Records from a data collection

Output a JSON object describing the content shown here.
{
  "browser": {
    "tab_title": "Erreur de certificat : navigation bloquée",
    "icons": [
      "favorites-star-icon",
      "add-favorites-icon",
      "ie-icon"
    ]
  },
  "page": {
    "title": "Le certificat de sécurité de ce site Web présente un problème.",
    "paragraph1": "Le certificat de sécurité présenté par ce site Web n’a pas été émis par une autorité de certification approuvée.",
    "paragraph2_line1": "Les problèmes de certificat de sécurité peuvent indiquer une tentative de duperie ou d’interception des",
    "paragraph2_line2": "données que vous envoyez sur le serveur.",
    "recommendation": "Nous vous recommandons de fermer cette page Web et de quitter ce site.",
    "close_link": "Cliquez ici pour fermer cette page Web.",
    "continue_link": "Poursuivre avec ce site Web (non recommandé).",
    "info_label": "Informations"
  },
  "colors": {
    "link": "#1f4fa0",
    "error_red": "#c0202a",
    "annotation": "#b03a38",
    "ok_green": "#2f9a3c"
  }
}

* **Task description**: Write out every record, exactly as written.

* **Solution to this exercise**:
Output a JSON object describing the content shown here.
{
  "browser": {
    "tab_title": "Erreur de certificat : navigation bloquée",
    "icons": [
      "favorites-star-icon",
      "add-favorites-icon",
      "ie-icon"
    ]
  },
  "page": {
    "title": "Le certificat de sécurité de ce site Web présente un problème.",
    "paragraph1": "Le certificat de sécurité présenté par ce site Web n’a pas été émis par une autorité de certification approuvée.",
    "paragraph2_line1": "Les problèmes de certificat de sécurité peuvent indiquer une tentative de duperie ou d’interception des",
    "paragraph2_line2": "données que vous envoyez sur le serveur.",
    "recommendation": "Nous vous recommandons de fermer cette page Web et de quitter ce site.",
    "close_link": "Cliquez ici pour fermer cette page Web.",
    "continue_link": "Poursuivre avec ce site Web (non recommandé).",
    "info_label": "Informations"
  },
  "colors": {
    "link": "#1f4fa0",
    "error_red": "#c0202a",
    "annotation": "#b03a38",
    "ok_green": "#2f9a3c"
  }
}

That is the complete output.